Records supplied below:
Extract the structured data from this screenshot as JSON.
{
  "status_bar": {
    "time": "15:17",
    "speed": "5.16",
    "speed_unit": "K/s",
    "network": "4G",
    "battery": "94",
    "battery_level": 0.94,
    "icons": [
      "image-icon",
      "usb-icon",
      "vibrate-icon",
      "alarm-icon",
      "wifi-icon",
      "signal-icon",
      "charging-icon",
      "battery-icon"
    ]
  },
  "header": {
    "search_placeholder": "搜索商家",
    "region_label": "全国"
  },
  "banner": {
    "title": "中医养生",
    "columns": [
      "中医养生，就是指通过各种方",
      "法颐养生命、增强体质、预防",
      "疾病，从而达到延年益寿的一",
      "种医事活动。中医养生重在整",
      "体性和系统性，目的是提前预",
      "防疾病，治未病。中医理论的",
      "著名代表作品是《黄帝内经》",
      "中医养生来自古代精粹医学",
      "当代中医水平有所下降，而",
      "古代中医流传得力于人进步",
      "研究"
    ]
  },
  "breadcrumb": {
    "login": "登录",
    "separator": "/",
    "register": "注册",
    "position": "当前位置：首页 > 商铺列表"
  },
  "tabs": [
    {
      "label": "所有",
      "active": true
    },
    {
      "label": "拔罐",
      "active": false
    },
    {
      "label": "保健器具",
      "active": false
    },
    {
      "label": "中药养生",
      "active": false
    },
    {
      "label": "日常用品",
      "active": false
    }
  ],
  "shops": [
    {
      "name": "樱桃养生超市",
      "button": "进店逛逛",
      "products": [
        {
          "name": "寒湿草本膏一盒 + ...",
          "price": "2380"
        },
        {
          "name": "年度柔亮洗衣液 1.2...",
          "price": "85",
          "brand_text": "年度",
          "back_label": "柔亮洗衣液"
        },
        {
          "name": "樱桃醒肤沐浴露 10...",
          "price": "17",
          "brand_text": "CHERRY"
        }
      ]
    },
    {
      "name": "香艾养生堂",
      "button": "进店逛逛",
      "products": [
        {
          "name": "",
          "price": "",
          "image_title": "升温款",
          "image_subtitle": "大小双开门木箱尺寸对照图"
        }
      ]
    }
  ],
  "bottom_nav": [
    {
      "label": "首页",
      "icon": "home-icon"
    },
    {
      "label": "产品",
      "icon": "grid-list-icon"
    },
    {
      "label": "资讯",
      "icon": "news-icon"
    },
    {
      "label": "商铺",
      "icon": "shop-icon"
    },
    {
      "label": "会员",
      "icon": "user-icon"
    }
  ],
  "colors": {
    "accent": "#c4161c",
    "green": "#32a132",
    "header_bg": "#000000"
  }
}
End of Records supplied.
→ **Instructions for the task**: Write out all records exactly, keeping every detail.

→ **Exercise answer**:
Extract the structured data from this screenshot as JSON.
{
  "status_bar": {
    "time": "15:17",
    "speed": "5.16",
    "speed_unit": "K/s",
    "network": "4G",
    "battery": "94",
    "battery_level": 0.94,
    "icons": [
      "image-icon",
      "usb-icon",
      "vibrate-icon",
      "alarm-icon",
      "wifi-icon",
      "signal-icon",
      "charging-icon",
      "battery-icon"
    ]
  },
  "header": {
    "search_placeholder": "搜索商家",
    "region_label": "全国"
  },
  "banner": {
    "title": "中医养生",
    "columns": [
      "中医养生，就是指通过各种方",
      "法颐养生命、增强体质、预防",
      "疾病，从而达到延年益寿的一",
      "种医事活动。中医养生重在整",
      "体性和系统性，目的是提前预",
      "防疾病，治未病。中医理论的",
      "著名代表作品是《黄帝内经》",
      "中医养生来自古代精粹医学",
      "当代中医水平有所下降，而",
      "古代中医流传得力于人进步",
      "研究"
    ]
  },
  "breadcrumb": {
    "login": "登录",
    "separator": "/",
    "register": "注册",
    "position": "当前位置：首页 > 商铺列表"
  },
  "tabs": [
    {
      "label": "所有",
      "active": true
    },
    {
      "label": "拔罐",
      "active": false
    },
    {
      "label": "保健器具",
      "active": false
    },
    {
      "label": "中药养生",
      "active": false
    },
    {
      "label": "日常用品",
      "active": false
    }
  ],
  "shops": [
    {
      "name": "樱桃养生超市",
      "button": "进店逛逛",
      "products": [
        {
          "name": "寒湿草本膏一盒 + ...",
          "price": "2380"
        },
        {
          "name": "年度柔亮洗衣液 1.2...",
          "price": "85",
          "brand_text": "年度",
          "back_label": "柔亮洗衣液"
        },
        {
          "name": "樱桃醒肤沐浴露 10...",
          "price": "17",
          "brand_text": "CHERRY"
        }
      ]
    },
    {
      "name": "香艾养生堂",
      "button": "进店逛逛",
      "products": [
        {
          "name": "",
          "price": "",
          "image_title": "升温款",
          "image_subtitle": "大小双开门木箱尺寸对照图"
        }
      ]
    }
  ],
  "bottom_nav": [
    {
      "label": "首页",
      "icon": "home-icon"
    },
    {
      "label": "产品",
      "icon": "grid-list-icon"
    },
    {
      "label": "资讯",
      "icon": "news-icon"
    },
    {
      "label": "商铺",
      "icon": "shop-icon"
    },
    {
      "label": "会员",
      "icon": "user-icon"
    }
  ],
  "colors": {
    "accent": "#c4161c",
    "green": "#32a132",
    "header_bg": "#000000"
  }
}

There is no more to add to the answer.